This is one of the reasons why I blog my sermons and post pictures of church activities shortly after they occur. I want to create a buzz that people missed something exciting. I want to create an atmosphere of “You should have been there” and “That was one of the best events” and “I’ve never heard anything like that.”
Dr. D. Martyn Lloyd-Jones brings out that same idea in his book, Preaching and Preachers. In his chapter, “The character of the message,” he states,
This to me is of the very essence of the whole problem of the Church today. What do we say to such people? We must convince them of the importance of being present at every service of the church. Every service! Why? The first answer—and I have often used this argument and people have come to see it—is that if they are not present at every service they may well find one day they were not present when something really remarkable took place.

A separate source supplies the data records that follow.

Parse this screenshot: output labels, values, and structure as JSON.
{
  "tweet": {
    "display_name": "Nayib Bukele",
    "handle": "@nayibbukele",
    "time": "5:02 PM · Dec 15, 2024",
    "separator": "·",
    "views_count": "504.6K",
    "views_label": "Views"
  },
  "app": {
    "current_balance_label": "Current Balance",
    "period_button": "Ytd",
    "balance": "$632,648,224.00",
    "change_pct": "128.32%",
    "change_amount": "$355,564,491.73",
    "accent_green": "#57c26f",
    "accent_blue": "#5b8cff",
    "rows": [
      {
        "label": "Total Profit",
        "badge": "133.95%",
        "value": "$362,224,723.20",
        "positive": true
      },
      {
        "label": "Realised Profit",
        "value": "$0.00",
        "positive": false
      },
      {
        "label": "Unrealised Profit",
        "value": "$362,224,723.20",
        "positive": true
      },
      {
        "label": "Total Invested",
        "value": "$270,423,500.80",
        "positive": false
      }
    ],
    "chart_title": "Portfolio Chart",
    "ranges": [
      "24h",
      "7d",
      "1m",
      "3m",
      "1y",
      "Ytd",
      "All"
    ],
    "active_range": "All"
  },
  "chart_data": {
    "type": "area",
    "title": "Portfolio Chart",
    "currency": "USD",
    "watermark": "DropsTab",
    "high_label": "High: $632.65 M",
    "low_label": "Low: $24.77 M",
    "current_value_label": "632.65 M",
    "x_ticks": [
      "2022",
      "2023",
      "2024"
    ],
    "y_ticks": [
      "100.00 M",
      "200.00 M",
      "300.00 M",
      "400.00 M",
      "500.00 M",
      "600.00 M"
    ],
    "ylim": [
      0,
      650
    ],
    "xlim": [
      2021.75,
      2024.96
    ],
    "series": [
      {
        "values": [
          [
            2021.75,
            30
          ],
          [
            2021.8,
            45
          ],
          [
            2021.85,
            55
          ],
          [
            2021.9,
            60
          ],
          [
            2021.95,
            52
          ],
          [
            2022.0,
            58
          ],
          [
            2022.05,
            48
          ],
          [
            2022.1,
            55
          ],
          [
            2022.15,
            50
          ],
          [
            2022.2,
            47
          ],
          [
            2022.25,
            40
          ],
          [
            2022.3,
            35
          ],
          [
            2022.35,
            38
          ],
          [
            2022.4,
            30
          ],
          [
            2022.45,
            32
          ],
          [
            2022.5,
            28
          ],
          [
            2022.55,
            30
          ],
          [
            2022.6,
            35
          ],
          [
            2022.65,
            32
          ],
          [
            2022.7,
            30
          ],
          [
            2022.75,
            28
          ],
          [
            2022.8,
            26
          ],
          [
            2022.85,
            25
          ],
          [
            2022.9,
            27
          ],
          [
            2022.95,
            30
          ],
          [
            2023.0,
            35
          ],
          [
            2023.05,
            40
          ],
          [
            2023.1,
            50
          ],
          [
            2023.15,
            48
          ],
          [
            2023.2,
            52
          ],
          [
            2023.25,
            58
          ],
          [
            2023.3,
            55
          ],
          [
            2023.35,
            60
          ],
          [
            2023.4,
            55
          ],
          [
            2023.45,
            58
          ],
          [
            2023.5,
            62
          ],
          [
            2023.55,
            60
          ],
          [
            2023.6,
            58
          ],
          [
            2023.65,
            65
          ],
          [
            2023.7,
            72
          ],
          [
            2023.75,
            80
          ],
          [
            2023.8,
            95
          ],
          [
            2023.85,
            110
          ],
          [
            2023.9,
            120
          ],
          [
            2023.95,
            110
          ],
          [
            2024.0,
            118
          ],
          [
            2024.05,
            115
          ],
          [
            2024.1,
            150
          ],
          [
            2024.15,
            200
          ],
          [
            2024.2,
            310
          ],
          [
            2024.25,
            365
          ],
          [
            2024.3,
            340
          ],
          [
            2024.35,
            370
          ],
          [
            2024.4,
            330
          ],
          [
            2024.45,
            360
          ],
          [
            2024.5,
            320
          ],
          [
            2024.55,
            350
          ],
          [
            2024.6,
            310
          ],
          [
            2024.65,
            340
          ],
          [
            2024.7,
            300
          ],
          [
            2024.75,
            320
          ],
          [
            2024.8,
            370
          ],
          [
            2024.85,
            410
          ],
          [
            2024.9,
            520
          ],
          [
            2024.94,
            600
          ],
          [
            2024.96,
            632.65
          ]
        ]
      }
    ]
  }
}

This raises again the whole question of, What is preaching? I am referring once more to what I have called its essence, the power of the Spirit. I shall develop this further later. This is the all-important element that we must recapture in connection with our church services, the idea that you never know what is going to happen. If the preacher always knows exactly what is going to happen, in my view he should not be in a pulpit at all. The whole glory of the ministry is that you do not know what may happen. In a lecture you know what is happening, you are in control; but that is not the case when you are preaching. Suddenly, unexpectedly, this other element may break into a service—the touch of the power of the Spirit of God. It is the most glorious thing that can ever happen to any individual or company of people. So I say to these “once-ers”, if you do not come to every service you may live to find a day when people will tell you of an amazing occurrence in a service on a Sunday night or on a Sunday morning—and you were not there, you missed it. In other words we should create this spirit of expectation in the people and show them the danger of missing some wonderful “times of refreshing…from the presence of the Lord” (Acts 3:19).